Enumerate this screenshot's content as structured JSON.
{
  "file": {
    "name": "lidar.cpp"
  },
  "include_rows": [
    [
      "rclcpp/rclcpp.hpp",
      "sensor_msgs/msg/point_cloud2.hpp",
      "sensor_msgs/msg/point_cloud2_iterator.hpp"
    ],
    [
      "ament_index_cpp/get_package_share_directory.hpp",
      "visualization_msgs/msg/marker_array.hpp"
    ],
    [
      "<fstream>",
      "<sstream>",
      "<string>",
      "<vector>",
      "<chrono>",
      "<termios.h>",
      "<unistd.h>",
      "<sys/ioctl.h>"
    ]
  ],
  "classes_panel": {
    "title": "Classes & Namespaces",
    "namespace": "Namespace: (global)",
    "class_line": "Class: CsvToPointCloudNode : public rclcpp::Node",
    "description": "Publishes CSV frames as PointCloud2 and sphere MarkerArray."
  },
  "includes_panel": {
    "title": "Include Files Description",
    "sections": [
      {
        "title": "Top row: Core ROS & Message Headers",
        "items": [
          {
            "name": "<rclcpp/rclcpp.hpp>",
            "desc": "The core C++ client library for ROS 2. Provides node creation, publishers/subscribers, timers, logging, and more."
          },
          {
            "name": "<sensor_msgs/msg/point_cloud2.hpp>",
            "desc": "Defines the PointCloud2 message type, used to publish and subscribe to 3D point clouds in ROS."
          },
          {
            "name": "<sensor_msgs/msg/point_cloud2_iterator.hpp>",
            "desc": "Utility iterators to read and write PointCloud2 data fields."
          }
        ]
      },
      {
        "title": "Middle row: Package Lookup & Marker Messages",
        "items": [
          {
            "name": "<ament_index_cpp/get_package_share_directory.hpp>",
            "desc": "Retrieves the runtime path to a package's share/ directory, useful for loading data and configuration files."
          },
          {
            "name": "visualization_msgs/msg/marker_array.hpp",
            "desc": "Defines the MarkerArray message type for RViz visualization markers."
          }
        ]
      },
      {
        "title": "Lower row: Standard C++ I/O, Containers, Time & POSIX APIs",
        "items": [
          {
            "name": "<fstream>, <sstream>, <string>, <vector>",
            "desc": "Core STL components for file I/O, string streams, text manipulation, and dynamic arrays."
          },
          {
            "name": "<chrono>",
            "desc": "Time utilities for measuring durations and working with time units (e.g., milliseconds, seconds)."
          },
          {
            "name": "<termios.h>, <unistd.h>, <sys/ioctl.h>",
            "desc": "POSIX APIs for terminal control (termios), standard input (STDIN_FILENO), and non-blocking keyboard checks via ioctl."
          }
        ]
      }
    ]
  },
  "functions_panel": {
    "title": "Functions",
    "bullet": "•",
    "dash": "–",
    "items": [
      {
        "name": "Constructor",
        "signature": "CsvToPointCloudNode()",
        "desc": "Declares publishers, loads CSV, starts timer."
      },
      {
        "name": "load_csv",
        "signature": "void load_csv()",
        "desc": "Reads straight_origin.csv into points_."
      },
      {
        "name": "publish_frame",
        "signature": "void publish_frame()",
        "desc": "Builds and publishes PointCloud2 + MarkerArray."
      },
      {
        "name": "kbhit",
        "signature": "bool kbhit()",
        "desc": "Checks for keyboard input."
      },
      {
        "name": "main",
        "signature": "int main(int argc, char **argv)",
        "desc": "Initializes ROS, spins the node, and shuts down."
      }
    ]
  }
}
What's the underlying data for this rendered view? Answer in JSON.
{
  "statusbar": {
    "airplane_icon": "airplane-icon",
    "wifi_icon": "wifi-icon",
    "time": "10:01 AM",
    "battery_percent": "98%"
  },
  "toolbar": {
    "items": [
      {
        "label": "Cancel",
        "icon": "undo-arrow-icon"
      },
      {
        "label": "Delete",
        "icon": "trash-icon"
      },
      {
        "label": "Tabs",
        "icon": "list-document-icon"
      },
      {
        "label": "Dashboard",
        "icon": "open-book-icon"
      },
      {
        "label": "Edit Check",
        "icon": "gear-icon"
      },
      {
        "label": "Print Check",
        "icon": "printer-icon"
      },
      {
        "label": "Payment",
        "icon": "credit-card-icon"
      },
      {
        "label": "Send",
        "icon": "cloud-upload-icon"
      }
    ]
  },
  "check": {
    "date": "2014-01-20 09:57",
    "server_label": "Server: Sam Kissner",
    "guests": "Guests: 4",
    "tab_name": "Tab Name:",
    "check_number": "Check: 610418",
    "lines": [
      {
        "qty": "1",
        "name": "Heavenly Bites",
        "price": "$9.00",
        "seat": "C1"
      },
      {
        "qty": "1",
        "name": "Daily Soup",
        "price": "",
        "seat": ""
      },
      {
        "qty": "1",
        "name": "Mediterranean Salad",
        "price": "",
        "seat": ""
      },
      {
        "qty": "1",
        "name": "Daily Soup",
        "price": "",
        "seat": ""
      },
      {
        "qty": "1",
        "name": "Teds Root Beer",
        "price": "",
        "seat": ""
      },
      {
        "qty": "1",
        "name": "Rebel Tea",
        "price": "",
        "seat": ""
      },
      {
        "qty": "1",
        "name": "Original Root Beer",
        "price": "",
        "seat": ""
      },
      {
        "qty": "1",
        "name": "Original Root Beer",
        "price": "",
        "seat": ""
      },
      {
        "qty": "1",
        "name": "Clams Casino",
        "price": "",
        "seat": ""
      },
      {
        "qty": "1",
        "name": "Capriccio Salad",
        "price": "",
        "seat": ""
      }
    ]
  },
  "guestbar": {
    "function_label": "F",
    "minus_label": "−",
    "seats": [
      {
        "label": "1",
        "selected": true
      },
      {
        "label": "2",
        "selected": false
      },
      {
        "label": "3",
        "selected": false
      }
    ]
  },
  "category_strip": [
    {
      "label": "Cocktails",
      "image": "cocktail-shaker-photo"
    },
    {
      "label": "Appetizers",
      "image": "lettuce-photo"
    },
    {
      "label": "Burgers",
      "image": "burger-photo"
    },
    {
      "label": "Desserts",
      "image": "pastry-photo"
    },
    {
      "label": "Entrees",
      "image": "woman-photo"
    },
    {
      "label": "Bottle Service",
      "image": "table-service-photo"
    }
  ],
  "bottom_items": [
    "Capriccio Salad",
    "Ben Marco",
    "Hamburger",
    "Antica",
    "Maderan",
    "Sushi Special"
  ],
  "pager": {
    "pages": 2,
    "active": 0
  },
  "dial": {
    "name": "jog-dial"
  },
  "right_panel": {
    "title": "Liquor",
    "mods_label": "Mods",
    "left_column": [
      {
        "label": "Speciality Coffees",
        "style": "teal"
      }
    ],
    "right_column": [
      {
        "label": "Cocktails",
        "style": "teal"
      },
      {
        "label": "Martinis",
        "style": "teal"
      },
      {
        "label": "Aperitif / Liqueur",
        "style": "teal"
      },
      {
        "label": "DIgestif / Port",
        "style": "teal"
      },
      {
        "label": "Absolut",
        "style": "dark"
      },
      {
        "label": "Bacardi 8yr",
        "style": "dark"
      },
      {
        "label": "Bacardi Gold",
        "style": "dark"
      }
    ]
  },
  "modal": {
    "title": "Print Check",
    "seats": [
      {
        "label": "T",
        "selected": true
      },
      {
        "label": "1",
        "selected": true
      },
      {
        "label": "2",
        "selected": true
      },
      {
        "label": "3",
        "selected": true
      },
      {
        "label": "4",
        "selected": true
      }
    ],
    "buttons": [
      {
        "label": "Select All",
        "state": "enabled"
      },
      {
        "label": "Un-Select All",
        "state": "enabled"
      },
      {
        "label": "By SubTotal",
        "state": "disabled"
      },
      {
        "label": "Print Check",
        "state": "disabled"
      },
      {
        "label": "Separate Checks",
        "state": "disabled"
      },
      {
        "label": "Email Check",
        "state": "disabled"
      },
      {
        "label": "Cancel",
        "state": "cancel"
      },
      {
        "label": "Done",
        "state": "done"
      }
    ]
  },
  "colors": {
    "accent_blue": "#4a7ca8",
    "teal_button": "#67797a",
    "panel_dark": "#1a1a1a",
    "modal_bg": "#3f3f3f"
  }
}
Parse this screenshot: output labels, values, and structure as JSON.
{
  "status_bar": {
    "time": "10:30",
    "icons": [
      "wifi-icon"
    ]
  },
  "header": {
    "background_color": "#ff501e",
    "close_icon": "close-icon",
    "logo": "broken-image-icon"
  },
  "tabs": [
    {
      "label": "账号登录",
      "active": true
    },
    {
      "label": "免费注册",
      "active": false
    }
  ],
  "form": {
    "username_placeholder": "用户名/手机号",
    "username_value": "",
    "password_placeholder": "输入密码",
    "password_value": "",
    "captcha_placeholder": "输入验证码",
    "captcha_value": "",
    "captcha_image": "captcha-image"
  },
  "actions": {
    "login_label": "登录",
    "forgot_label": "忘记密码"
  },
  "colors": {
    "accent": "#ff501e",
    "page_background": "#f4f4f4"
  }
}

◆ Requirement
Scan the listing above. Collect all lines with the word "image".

◆ Solution for this exercise
      "image": "cocktail-shaker-photo"
      "image": "lettuce-photo"
      "image": "burger-photo"
      "image": "pastry-photo"
      "image": "woman-photo"
      "image": "table-service-photo"
    "logo": "broken-image-icon"
    "captcha_image": "captcha-image"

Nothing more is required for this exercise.